### Brief
Look through the listing for the string "value" and copy out every line that holds it.

------ Source information ------

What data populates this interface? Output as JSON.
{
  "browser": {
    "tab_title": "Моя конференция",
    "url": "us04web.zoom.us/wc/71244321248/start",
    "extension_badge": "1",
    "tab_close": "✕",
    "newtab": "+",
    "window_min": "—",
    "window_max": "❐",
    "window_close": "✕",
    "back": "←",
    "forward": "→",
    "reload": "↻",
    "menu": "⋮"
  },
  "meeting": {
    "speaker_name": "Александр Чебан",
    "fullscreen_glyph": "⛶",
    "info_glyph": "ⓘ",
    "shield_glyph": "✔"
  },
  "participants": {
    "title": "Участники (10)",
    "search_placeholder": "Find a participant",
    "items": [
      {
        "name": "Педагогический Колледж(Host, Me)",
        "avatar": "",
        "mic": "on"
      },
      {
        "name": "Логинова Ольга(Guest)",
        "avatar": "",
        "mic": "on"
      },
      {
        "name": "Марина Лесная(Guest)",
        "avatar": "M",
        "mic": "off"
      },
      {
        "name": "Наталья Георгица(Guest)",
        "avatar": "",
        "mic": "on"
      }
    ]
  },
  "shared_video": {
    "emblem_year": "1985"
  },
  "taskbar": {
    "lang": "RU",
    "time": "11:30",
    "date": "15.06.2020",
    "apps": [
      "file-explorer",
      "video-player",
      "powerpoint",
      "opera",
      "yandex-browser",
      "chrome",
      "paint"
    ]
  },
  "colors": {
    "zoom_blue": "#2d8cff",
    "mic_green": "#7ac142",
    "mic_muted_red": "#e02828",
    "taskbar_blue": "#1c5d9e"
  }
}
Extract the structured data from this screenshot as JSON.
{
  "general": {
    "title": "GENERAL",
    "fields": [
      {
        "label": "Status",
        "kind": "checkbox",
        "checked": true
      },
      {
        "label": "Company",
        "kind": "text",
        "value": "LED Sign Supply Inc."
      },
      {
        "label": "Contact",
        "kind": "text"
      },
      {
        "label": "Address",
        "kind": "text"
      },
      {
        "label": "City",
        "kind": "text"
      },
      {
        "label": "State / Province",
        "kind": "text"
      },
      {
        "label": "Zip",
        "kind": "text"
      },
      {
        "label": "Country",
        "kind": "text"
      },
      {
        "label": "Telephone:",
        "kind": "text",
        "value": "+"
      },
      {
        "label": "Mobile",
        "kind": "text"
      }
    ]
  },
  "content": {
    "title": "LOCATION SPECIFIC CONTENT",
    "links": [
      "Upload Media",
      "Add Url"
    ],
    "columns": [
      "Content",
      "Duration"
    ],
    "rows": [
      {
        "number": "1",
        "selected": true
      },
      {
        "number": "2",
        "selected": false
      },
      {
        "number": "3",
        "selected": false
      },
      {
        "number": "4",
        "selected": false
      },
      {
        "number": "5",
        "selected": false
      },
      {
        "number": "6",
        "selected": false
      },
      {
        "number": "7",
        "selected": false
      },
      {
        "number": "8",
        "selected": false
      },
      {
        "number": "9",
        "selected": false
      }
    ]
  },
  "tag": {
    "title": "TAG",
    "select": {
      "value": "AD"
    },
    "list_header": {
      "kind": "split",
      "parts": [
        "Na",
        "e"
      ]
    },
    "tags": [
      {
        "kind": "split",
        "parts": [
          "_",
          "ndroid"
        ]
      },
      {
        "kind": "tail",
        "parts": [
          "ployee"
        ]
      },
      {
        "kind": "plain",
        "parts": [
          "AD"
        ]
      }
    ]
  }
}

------

### Task solution
        "value": "LED Sign Supply Inc."
        "value": "+"
      "value": "AD"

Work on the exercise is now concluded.